EXERCISE BRIEF
Repeat verbatim every line of the material, beginning at the line that holds "What's the underlying" and ending at its last line.

DATA FOR PROCESSING
*** Block opens ***
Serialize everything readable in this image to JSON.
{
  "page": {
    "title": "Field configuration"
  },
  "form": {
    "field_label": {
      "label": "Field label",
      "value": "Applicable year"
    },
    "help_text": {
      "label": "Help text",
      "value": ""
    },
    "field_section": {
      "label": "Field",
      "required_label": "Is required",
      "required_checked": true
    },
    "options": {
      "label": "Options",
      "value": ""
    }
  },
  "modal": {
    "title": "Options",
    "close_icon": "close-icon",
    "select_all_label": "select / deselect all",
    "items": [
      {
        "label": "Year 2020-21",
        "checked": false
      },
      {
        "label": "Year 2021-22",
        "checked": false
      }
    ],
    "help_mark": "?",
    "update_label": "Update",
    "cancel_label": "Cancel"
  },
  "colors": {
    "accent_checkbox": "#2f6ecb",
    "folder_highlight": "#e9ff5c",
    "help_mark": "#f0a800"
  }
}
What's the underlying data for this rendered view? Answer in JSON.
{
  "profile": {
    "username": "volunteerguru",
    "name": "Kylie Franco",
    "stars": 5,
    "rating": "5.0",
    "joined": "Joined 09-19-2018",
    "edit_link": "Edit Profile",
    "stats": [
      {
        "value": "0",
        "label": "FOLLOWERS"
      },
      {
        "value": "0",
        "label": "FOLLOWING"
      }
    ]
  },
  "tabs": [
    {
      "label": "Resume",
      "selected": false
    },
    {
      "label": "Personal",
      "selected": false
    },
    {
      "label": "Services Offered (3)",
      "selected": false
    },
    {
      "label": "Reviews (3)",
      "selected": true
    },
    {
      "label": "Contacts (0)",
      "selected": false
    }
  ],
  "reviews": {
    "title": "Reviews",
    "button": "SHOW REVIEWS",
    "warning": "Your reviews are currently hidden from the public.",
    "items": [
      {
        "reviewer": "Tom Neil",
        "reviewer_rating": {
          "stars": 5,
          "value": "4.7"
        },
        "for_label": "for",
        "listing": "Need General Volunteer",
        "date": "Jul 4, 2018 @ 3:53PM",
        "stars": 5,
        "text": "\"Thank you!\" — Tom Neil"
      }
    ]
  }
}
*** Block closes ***
RESULT OF THIS TASK
What's the underlying data for this rendered view? Answer in JSON.
{
  "profile": {
    "username": "volunteerguru",
    "name": "Kylie Franco",
    "stars": 5,
    "rating": "5.0",
    "joined": "Joined 09-19-2018",
    "edit_link": "Edit Profile",
    "stats": [
      {
        "value": "0",
        "label": "FOLLOWERS"
      },
      {
        "value": "0",
        "label": "FOLLOWING"
      }
    ]
  },
  "tabs": [
    {
      "label": "Resume",
      "selected": false
    },
    {
      "label": "Personal",
      "selected": false
    },
    {
      "label": "Services Offered (3)",
      "selected": false
    },
    {
      "label": "Reviews (3)",
      "selected": true
    },
    {
      "label": "Contacts (0)",
      "selected": false
    }
  ],
  "reviews": {
    "title": "Reviews",
    "button": "SHOW REVIEWS",
    "warning": "Your reviews are currently hidden from the public.",
    "items": [
      {
        "reviewer": "Tom Neil",
        "reviewer_rating": {
          "stars": 5,
          "value": "4.7"
        },
        "for_label": "for",
        "listing": "Need General Volunteer",
        "date": "Jul 4, 2018 @ 3:53PM",
        "stars": 5,
        "text": "\"Thank you!\" — Tom Neil"
      }
    ]
  }
}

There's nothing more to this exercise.